This one’s from the heart…

I watch movies all the time, I mean all the time. Yet, I’m actually embarrassed to state the last time I actually went to a movie theater. I’d seen the trailers for 42 for a few weeks and made a mental note. I thought that it would be a great father, daughter experience to invite my youngest daughter out to watch it with me. My youngest and I have developed a very special bond over this last year or so because as she has gotten older she has begun to display interests in many of the areas that I found interesting at her age and still do to this day.

Our conversations on the way to school cover just about any subject and I often let her know that because of the age that her grandfather was, I and now by extension we have a unique window into a generation that faced seemingly insurmountable odds to achieve greatness. My father was a few years younger than Jackie Robinson, but like so many men of his generation WWII and Jackie breaking the color line in baseball were significant touchstones. I cannot think of a time that I was not aware of Jackie Robinson. Although he passed when I was just two years old, his legacy always loomed large. My dad always spoke with pride of just hopping into the car in Virginia with some buddies to make their way to Brooklyn to see “Jackie Robinson hit that ball.” Can you imagine? I mean to have zero representation one season and the next, a lone pioneer to pave the way for so many others. So many sacrifices that Jackie Robinson made as a man to play a game.

42 is in a word, great. I enjoyed the opportunity as a father to watch a film through the eyes of my child. Dad sometimes had to turn away during the film as my thoughts drifted to my own father who died 12 years ago this month. My dad loved baseball and he loved his Dodgers. I grew up a hardcore Dodgers fan because of him. Much to the chagrin of my Bronx born wife, but that’s another story. For the better part of my formative years I was heavily involved with baseball.

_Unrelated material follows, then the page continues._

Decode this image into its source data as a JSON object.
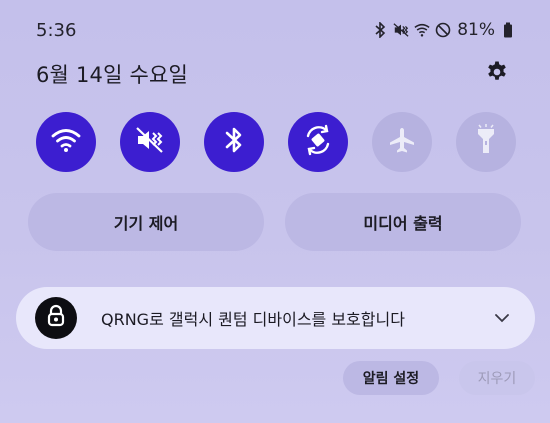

My education in the game came on the street and then the actual diamond. All the older guys that I looked up to loved and played the game. I patterned my stance in the batter’s box after many of them and then I realized from 42 that a lot of those rituals I co-opted with the rubbing of the dirt and “diggin in” may have come from Jackie Robinson himself.

I’m glad that the filmmaker did not try to revise history. Racism was and is very, very ugly. Words were meant to demean, to belittle and those in power at the time had no problems using them for all the world to hear. Sometimes you have to witness some of the ugliness this world has had on display to understand and appreciate where you are and how far you still have to go.

As I was wiping away some tears during some of the more emotional moments in the film, my mind drifted to how so many great cultural advances somehow get banished to the “Island Of Misfit Toys” a generation or two later. Yes, life moves in different directions and there is always consideration for “advancement”. But as we often discuss here in the main, en masse we’ve left baseball, jazz, soul, playing actual instruments, class, responsibility, and a whole myriad of other positive cultural accoutrements and traded them in for what? 42 is the only number that has been retired from all of baseball. The number may be retired, but the ideals, principles and the man who was Jackie Robinson should live on through all of us.

Ivan Orr is a multi-instrumentalist, composer, performer, and writer. A native of Charlottesville, Virginia Ivan was involved with the forming and nascent days of The Music Resource Center as its first Program Director. A graduate of Virginia Commonwealth University’s Department of Music, Ivan currently resides in Richmond, VA where he maintains an active performance and production schedule while serving as the Music Editor for Grown Folks Music, a position he has held since 2010.